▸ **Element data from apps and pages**
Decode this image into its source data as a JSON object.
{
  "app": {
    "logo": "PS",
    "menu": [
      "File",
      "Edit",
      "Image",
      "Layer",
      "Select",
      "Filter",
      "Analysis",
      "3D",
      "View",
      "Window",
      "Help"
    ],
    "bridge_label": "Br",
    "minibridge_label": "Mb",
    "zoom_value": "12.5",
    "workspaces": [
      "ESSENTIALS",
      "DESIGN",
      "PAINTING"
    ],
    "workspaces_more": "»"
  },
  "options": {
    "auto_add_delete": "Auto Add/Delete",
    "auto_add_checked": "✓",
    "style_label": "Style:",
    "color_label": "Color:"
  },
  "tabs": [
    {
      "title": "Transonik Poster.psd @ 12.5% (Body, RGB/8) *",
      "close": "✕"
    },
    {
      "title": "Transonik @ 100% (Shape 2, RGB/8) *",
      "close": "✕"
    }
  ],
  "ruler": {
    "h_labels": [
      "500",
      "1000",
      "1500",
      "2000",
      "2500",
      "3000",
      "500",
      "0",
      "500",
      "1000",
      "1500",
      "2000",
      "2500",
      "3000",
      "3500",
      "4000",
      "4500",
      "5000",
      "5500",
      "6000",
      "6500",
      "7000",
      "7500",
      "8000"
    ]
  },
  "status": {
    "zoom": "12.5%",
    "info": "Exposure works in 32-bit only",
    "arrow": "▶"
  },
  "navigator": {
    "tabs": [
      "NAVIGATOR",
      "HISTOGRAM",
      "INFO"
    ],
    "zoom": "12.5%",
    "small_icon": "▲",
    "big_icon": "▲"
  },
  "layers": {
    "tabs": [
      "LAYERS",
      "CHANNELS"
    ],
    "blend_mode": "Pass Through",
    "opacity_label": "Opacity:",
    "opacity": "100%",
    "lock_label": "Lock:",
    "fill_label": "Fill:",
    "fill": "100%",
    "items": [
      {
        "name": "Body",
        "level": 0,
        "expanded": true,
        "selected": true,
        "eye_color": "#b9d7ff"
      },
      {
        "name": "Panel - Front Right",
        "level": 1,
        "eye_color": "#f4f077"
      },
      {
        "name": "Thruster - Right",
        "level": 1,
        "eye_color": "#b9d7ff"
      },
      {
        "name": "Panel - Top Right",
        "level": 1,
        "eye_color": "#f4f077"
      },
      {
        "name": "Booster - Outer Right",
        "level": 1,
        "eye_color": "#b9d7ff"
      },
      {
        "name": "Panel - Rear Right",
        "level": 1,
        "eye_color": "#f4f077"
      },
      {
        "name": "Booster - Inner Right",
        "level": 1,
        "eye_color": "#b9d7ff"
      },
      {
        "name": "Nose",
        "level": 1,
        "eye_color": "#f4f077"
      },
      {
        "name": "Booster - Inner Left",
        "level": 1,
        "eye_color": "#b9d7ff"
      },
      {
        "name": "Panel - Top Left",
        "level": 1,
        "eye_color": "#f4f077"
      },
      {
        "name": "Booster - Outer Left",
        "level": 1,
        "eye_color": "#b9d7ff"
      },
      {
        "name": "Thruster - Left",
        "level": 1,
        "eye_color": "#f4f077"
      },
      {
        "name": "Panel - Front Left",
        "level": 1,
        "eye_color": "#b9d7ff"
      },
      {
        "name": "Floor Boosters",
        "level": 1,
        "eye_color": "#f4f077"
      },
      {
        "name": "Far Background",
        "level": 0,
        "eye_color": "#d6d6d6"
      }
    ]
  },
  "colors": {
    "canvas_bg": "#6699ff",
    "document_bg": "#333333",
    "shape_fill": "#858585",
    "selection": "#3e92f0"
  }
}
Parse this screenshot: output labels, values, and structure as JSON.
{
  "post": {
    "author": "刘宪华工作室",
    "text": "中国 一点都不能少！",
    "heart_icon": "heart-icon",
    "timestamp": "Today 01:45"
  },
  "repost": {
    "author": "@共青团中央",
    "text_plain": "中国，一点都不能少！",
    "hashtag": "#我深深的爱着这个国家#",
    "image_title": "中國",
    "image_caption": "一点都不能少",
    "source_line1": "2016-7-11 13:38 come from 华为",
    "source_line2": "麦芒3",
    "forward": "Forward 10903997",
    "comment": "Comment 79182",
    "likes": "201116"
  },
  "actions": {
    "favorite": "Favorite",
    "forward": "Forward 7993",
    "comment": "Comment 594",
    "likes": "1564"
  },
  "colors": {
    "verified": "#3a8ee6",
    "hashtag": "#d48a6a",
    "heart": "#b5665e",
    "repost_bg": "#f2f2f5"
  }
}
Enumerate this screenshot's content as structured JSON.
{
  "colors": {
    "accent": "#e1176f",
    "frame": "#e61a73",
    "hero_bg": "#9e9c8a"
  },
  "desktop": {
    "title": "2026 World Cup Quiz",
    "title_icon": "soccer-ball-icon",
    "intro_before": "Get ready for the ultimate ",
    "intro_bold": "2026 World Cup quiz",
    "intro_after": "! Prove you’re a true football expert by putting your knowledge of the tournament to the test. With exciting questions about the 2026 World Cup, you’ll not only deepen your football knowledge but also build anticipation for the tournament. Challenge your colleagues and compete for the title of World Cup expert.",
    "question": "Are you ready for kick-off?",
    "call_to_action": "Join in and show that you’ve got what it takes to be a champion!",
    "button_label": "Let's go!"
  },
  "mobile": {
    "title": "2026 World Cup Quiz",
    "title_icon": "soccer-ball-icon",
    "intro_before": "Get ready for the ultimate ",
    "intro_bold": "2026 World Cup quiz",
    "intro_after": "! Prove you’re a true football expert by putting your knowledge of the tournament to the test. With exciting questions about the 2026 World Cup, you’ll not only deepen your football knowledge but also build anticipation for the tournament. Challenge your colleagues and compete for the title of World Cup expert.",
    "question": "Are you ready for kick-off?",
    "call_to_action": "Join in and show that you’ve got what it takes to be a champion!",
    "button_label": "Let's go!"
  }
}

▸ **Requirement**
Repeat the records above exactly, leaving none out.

▸ **Your solution**
Decode this image into its source data as a JSON object.
{
  "app": {
    "logo": "PS",
    "menu": [
      "File",
      "Edit",
      "Image",
      "Layer",
      "Select",
      "Filter",
      "Analysis",
      "3D",
      "View",
      "Window",
      "Help"
    ],
    "bridge_label": "Br",
    "minibridge_label": "Mb",
    "zoom_value": "12.5",
    "workspaces": [
      "ESSENTIALS",
      "DESIGN",
      "PAINTING"
    ],
    "workspaces_more": "»"
  },
  "options": {
    "auto_add_delete": "Auto Add/Delete",
    "auto_add_checked": "✓",
    "style_label": "Style:",
    "color_label": "Color:"
  },
  "tabs": [
    {
      "title": "Transonik Poster.psd @ 12.5% (Body, RGB/8) *",
      "close": "✕"
    },
    {
      "title": "Transonik @ 100% (Shape 2, RGB/8) *",
      "close": "✕"
    }
  ],
  "ruler": {
    "h_labels": [
      "500",
      "1000",
      "1500",
      "2000",
      "2500",
      "3000",
      "500",
      "0",
      "500",
      "1000",
      "1500",
      "2000",
      "2500",
      "3000",
      "3500",
      "4000",
      "4500",
      "5000",
      "5500",
      "6000",
      "6500",
      "7000",
      "7500",
      "8000"
    ]
  },
  "status": {
    "zoom": "12.5%",
    "info": "Exposure works in 32-bit only",
    "arrow": "▶"
  },
  "navigator": {
    "tabs": [
      "NAVIGATOR",
      "HISTOGRAM",
      "INFO"
    ],
    "zoom": "12.5%",
    "small_icon": "▲",
    "big_icon": "▲"
  },
  "layers": {
    "tabs": [
      "LAYERS",
      "CHANNELS"
    ],
    "blend_mode": "Pass Through",
    "opacity_label": "Opacity:",
    "opacity": "100%",
    "lock_label": "Lock:",
    "fill_label": "Fill:",
    "fill": "100%",
    "items": [
      {
        "name": "Body",
        "level": 0,
        "expanded": true,
        "selected": true,
        "eye_color": "#b9d7ff"
      },
      {
        "name": "Panel - Front Right",
        "level": 1,
        "eye_color": "#f4f077"
      },
      {
        "name": "Thruster - Right",
        "level": 1,
        "eye_color": "#b9d7ff"
      },
      {
        "name": "Panel - Top Right",
        "level": 1,
        "eye_color": "#f4f077"
      },
      {
        "name": "Booster - Outer Right",
        "level": 1,
        "eye_color": "#b9d7ff"
      },
      {
        "name": "Panel - Rear Right",
        "level": 1,
        "eye_color": "#f4f077"
      },
      {
        "name": "Booster - Inner Right",
        "level": 1,
        "eye_color": "#b9d7ff"
      },
      {
        "name": "Nose",
        "level": 1,
        "eye_color": "#f4f077"
      },
      {
        "name": "Booster - Inner Left",
        "level": 1,
        "eye_color": "#b9d7ff"
      },
      {
        "name": "Panel - Top Left",
        "level": 1,
        "eye_color": "#f4f077"
      },
      {
        "name": "Booster - Outer Left",
        "level": 1,
        "eye_color": "#b9d7ff"
      },
      {
        "name": "Thruster - Left",
        "level": 1,
        "eye_color": "#f4f077"
      },
      {
        "name": "Panel - Front Left",
        "level": 1,
        "eye_color": "#b9d7ff"
      },
      {
        "name": "Floor Boosters",
        "level": 1,
        "eye_color": "#f4f077"
      },
      {
        "name": "Far Background",
        "level": 0,
        "eye_color": "#d6d6d6"
      }
    ]
  },
  "colors": {
    "canvas_bg": "#6699ff",
    "document_bg": "#333333",
    "shape_fill": "#858585",
    "selection": "#3e92f0"
  }
}
Parse this screenshot: output labels, values, and structure as JSON.
{
  "post": {
    "author": "刘宪华工作室",
    "text": "中国 一点都不能少！",
    "heart_icon": "heart-icon",
    "timestamp": "Today 01:45"
  },
  "repost": {
    "author": "@共青团中央",
    "text_plain": "中国，一点都不能少！",
    "hashtag": "#我深深的爱着这个国家#",
    "image_title": "中國",
    "image_caption": "一点都不能少",
    "source_line1": "2016-7-11 13:38 come from 华为",
    "source_line2": "麦芒3",
    "forward": "Forward 10903997",
    "comment": "Comment 79182",
    "likes": "201116"
  },
  "actions": {
    "favorite": "Favorite",
    "forward": "Forward 7993",
    "comment": "Comment 594",
    "likes": "1564"
  },
  "colors": {
    "verified": "#3a8ee6",
    "hashtag": "#d48a6a",
    "heart": "#b5665e",
    "repost_bg": "#f2f2f5"
  }
}
Enumerate this screenshot's content as structured JSON.
{
  "colors": {
    "accent": "#e1176f",
    "frame": "#e61a73",
    "hero_bg": "#9e9c8a"
  },
  "desktop": {
    "title": "2026 World Cup Quiz",
    "title_icon": "soccer-ball-icon",
    "intro_before": "Get ready for the ultimate ",
    "intro_bold": "2026 World Cup quiz",
    "intro_after": "! Prove you’re a true football expert by putting your knowledge of the tournament to the test. With exciting questions about the 2026 World Cup, you’ll not only deepen your football knowledge but also build anticipation for the tournament. Challenge your colleagues and compete for the title of World Cup expert.",
    "question": "Are you ready for kick-off?",
    "call_to_action": "Join in and show that you’ve got what it takes to be a champion!",
    "button_label": "Let's go!"
  },
  "mobile": {
    "title": "2026 World Cup Quiz",
    "title_icon": "soccer-ball-icon",
    "intro_before": "Get ready for the ultimate ",
    "intro_bold": "2026 World Cup quiz",
    "intro_after": "! Prove you’re a true football expert by putting your knowledge of the tournament to the test. With exciting questions about the 2026 World Cup, you’ll not only deepen your football knowledge but also build anticipation for the tournament. Challenge your colleagues and compete for the title of World Cup expert.",
    "question": "Are you ready for kick-off?",
    "call_to_action": "Join in and show that you’ve got what it takes to be a champion!",
    "button_label": "Let's go!"
  }
}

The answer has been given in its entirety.